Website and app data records
--

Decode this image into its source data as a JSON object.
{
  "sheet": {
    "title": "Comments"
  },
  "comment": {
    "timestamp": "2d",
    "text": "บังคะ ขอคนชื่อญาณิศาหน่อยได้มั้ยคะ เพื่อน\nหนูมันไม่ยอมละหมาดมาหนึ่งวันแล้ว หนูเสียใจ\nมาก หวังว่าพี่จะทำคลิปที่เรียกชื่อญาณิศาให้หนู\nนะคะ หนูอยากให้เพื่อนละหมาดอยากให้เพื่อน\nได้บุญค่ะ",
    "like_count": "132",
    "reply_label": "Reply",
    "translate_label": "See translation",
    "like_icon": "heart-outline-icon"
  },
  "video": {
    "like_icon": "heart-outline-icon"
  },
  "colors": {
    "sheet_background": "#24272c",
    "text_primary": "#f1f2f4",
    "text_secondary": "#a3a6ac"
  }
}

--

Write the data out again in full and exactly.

- TASK RESULT:
Decode this image into its source data as a JSON object.
{
  "sheet": {
    "title": "Comments"
  },
  "comment": {
    "timestamp": "2d",
    "text": "บังคะ ขอคนชื่อญาณิศาหน่อยได้มั้ยคะ เพื่อน\nหนูมันไม่ยอมละหมาดมาหนึ่งวันแล้ว หนูเสียใจ\nมาก หวังว่าพี่จะทำคลิปที่เรียกชื่อญาณิศาให้หนู\nนะคะ หนูอยากให้เพื่อนละหมาดอยากให้เพื่อน\nได้บุญค่ะ",
    "like_count": "132",
    "reply_label": "Reply",
    "translate_label": "See translation",
    "like_icon": "heart-outline-icon"
  },
  "video": {
    "like_icon": "heart-outline-icon"
  },
  "colors": {
    "sheet_background": "#24272c",
    "text_primary": "#f1f2f4",
    "text_secondary": "#a3a6ac"
  }
}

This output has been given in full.